PROBLEM REQUIREMENTS:
Search the records for the word "JSON" and report each line that has it.

/---

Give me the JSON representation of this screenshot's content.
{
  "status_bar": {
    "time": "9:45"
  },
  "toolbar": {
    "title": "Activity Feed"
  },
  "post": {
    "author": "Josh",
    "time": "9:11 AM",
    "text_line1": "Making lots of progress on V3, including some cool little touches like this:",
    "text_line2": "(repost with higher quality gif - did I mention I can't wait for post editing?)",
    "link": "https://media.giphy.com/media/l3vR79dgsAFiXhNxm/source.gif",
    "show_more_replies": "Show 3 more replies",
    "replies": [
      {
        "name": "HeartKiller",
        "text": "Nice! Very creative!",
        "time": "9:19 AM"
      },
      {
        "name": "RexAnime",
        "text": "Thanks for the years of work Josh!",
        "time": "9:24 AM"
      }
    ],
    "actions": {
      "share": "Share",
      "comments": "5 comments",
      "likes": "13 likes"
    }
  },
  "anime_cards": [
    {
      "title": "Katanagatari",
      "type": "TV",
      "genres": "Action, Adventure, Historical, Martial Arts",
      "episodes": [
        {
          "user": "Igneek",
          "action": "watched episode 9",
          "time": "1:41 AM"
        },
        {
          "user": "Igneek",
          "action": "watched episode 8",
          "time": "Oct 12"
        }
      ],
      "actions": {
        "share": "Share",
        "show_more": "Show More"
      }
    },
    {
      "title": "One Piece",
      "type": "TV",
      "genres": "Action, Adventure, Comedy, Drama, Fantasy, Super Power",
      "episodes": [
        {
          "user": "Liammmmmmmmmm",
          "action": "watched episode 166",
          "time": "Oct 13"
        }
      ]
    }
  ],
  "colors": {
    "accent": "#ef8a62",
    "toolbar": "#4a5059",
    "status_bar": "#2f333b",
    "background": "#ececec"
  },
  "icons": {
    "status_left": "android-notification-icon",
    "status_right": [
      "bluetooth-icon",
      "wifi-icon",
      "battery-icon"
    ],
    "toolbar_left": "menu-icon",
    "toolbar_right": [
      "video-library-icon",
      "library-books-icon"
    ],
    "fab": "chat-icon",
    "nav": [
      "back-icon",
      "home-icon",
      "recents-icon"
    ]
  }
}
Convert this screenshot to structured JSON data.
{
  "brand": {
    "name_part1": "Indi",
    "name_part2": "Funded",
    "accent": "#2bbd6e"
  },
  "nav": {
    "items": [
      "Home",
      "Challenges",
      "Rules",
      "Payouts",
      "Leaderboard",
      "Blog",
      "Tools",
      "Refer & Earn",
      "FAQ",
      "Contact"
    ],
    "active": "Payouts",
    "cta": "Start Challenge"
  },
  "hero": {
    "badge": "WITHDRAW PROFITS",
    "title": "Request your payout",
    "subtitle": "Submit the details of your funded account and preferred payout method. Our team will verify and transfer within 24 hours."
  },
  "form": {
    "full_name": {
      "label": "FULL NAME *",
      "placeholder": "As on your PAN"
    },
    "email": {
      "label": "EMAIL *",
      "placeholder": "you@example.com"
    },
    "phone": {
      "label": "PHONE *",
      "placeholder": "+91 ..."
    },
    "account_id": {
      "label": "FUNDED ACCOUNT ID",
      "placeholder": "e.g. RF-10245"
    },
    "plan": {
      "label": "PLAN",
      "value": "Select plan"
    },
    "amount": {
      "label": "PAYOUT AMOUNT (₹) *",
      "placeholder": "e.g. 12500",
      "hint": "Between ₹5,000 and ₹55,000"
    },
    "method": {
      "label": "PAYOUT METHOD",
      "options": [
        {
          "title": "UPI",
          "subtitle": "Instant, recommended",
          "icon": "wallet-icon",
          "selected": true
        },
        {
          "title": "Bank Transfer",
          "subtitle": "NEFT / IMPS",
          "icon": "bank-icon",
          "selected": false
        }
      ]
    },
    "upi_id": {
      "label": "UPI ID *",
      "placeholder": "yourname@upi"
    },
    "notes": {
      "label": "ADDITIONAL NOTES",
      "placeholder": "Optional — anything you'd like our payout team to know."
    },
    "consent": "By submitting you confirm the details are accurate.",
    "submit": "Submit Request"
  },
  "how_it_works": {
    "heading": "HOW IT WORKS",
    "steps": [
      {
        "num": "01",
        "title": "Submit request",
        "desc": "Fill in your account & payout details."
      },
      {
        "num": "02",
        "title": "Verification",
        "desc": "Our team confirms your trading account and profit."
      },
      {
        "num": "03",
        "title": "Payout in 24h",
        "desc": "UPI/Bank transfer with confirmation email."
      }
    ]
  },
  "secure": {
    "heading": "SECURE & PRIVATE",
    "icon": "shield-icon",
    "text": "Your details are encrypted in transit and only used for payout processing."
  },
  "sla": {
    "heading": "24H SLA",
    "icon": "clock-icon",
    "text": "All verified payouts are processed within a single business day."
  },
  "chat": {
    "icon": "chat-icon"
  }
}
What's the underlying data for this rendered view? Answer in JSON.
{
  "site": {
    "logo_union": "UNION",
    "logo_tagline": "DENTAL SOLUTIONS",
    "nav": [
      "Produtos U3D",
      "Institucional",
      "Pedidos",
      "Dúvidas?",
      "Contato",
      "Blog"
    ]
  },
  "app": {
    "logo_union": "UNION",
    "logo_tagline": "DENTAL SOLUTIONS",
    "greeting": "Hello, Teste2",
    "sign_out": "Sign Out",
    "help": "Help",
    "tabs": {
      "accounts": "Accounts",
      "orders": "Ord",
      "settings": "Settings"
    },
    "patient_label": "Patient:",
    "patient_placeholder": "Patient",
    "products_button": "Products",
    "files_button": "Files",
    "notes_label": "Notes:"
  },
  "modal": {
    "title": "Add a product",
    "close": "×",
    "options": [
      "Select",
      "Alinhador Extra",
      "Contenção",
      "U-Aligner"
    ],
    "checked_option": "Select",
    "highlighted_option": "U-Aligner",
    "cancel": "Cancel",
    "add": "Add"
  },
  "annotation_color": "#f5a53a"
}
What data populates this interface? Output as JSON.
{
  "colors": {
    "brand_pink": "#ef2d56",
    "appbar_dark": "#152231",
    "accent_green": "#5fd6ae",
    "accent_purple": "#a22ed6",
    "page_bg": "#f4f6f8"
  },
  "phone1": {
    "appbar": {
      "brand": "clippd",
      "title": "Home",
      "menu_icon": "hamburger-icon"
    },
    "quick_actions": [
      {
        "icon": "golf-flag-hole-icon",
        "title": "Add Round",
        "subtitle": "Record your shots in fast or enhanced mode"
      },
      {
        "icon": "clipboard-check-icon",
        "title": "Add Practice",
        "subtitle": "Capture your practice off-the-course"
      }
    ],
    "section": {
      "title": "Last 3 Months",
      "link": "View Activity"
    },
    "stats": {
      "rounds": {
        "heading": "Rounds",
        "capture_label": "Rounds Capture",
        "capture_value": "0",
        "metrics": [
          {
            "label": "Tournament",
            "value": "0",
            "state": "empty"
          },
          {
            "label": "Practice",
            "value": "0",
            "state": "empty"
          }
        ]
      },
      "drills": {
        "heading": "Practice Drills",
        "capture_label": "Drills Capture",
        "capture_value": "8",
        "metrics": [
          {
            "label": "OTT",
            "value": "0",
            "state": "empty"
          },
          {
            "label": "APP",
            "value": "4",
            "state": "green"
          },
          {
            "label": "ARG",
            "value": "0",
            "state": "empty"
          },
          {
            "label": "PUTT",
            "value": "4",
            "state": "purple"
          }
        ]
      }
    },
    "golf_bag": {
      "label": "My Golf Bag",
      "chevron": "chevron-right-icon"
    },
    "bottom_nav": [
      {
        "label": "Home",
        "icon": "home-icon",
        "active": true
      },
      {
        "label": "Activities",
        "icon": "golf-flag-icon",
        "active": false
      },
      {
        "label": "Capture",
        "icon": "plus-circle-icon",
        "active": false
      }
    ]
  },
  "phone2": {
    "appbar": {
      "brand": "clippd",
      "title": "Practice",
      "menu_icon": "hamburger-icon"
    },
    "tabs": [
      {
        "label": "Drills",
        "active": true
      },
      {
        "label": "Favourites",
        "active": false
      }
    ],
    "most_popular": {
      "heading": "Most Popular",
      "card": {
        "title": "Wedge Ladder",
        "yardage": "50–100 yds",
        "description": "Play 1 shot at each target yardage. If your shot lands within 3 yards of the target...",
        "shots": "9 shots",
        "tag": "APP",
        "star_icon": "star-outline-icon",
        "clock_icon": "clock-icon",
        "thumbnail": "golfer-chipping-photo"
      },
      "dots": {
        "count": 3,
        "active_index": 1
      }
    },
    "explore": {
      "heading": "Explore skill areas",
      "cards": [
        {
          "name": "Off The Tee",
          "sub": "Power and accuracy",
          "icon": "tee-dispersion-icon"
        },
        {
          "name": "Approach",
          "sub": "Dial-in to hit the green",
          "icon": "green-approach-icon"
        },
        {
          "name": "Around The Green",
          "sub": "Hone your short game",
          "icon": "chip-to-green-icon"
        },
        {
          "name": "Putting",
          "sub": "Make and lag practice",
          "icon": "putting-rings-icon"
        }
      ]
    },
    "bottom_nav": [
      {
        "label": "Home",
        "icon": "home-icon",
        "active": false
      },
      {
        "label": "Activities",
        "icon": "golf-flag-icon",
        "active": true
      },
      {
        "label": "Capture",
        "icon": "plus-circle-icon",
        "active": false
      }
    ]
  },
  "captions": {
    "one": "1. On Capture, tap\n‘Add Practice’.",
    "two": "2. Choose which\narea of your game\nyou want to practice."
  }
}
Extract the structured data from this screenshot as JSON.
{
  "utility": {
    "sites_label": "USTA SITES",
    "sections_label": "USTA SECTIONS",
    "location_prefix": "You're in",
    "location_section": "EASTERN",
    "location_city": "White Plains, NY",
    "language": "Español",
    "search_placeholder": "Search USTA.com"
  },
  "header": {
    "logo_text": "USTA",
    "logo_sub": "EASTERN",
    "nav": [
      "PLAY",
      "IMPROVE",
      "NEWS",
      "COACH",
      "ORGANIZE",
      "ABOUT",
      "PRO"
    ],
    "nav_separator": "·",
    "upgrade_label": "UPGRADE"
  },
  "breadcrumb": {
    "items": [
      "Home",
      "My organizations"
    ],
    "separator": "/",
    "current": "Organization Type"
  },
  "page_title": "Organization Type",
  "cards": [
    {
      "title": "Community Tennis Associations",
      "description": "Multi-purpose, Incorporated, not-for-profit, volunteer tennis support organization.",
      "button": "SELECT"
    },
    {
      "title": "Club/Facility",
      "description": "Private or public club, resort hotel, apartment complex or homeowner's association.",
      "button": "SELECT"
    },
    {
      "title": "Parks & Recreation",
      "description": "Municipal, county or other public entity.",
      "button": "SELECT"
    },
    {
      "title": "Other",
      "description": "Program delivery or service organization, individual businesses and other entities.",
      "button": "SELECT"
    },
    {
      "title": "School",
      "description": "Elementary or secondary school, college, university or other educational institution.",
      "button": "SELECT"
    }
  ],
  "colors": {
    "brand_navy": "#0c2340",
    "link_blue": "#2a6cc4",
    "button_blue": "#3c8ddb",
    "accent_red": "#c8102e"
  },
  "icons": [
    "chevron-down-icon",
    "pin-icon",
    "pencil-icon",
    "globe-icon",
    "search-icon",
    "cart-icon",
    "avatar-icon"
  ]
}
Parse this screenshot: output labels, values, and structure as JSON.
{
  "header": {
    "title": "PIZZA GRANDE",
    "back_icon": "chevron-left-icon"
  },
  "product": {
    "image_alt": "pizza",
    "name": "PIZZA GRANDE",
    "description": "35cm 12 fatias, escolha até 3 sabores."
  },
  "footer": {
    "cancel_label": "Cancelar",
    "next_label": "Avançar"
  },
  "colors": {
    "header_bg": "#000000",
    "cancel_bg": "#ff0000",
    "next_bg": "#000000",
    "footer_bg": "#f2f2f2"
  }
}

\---

THE ANSWER:
Give me the JSON representation of this screenshot's content.
Convert this screenshot to structured JSON data.
What's the underlying data for this rendered view? Answer in JSON.
What data populates this interface? Output as JSON.
Extract the structured data from this screenshot as JSON.
Parse this screenshot: output labels, values, and structure as JSON.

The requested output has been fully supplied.